Basically, the election has become a topsy-turvy affair even before weaving in issues like Benghazi, the private email server, and the Never Trump movement. Candidly, the parties, as reflections of a set of shared values defining all candidates in the party, have largely fallen into disarray. Meanwhile, the general election approaches. While the parties seem in disarray, the presidential campaigns are starting to signal how they expect to win. Democrats clearly plan to cobble together enough individual demographic groups using micro targeting to win the White House. Micro targeting with single-issue voters worked well enough for President George Bush to win in 2004 and for President Obama to win in 2008 and 2012. The key is to find the one issue for each demographic group that trumps (no pun intended) every other issue for the group.

For example, for most in the LGBT community, same sex marriage in 2012 was more important than any other issue including the economy or national security. As a result, no matter how much they agreed with Gov. Mitt Romney on the economy, terrorism, or any other issue, they disagreed on the issue that mattered most to them. And so, the group voted for President Obama.

Although the Republican National Committee has the same data at its disposal, Trump has so far taken a very different approach.

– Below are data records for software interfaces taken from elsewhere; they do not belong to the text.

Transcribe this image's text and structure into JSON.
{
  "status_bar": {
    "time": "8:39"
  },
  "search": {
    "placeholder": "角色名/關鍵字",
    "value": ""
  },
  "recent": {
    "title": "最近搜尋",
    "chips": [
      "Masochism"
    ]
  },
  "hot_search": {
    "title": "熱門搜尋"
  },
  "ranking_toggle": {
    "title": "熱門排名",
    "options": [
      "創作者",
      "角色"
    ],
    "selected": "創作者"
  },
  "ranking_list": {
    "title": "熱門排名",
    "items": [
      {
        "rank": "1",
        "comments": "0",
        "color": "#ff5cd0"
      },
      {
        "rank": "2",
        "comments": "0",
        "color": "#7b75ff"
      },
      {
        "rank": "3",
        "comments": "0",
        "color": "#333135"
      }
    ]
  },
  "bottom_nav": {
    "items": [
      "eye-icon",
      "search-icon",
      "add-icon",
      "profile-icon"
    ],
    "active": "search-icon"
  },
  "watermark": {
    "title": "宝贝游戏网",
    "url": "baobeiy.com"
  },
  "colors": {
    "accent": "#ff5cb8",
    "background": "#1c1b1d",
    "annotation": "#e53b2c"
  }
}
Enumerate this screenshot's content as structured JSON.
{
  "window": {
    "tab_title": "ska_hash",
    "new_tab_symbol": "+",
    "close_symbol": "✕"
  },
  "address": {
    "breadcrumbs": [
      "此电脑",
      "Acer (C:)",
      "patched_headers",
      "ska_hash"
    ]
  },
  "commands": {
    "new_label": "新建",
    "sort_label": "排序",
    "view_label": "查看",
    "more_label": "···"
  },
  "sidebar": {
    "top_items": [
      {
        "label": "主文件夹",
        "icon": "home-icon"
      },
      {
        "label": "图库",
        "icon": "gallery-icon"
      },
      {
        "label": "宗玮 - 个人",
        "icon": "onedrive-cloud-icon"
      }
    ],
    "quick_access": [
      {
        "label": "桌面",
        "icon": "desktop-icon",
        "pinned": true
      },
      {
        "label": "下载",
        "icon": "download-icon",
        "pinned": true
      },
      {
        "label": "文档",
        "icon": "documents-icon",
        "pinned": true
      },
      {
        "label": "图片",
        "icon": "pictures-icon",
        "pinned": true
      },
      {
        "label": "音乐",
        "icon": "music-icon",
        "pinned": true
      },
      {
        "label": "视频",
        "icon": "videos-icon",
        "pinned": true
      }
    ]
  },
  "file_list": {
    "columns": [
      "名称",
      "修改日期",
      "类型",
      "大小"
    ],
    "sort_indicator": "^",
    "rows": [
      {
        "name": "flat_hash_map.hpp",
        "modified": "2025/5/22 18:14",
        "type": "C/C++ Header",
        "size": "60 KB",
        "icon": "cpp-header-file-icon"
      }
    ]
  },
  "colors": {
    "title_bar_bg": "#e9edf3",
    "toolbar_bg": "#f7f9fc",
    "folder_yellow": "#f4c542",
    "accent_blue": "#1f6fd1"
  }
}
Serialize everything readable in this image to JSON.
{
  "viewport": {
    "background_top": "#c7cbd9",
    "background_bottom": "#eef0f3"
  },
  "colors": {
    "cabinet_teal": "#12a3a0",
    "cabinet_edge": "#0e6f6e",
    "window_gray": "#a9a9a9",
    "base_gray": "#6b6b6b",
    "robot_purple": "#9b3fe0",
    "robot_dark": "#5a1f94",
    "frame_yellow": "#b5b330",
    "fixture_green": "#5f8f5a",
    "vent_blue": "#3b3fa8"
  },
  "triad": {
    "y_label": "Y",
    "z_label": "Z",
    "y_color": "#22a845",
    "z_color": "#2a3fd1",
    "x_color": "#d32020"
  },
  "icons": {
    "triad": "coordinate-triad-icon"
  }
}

Instead, he has designed a campaign based on broad appeals without regard to any one demographic group.

For Trump followers, messages like building a wall, making America safe again, protecting the Second Amendment, putting people back to work, etc., do not target any one demographic group. If a voter owns a gun and wants to keep the gun, her or his race, gender, ethnicity, religion, or orientation do not matter.

And so, these two very different styles for the fall campaign begin to emerge. In college football, it would be like a meeting of a pure passing team against a pure running team. Trump has and likely will continue to throw the ball down the field. Secretary Clinton will likely continue to pound the ball up the middle, avoiding mistakes and moving the ball on the ground down the field.

The exciting part is that no one has any idea how this election will turn out. So far, nothing has gone as expected and there will undoubtedly be many more surprises to come. The presidential debates alone should make for some amazing entertainment. And that is before the final push when the campaigns and candidates pull out all the stops.

This really could be the year of a historical electoral transformation.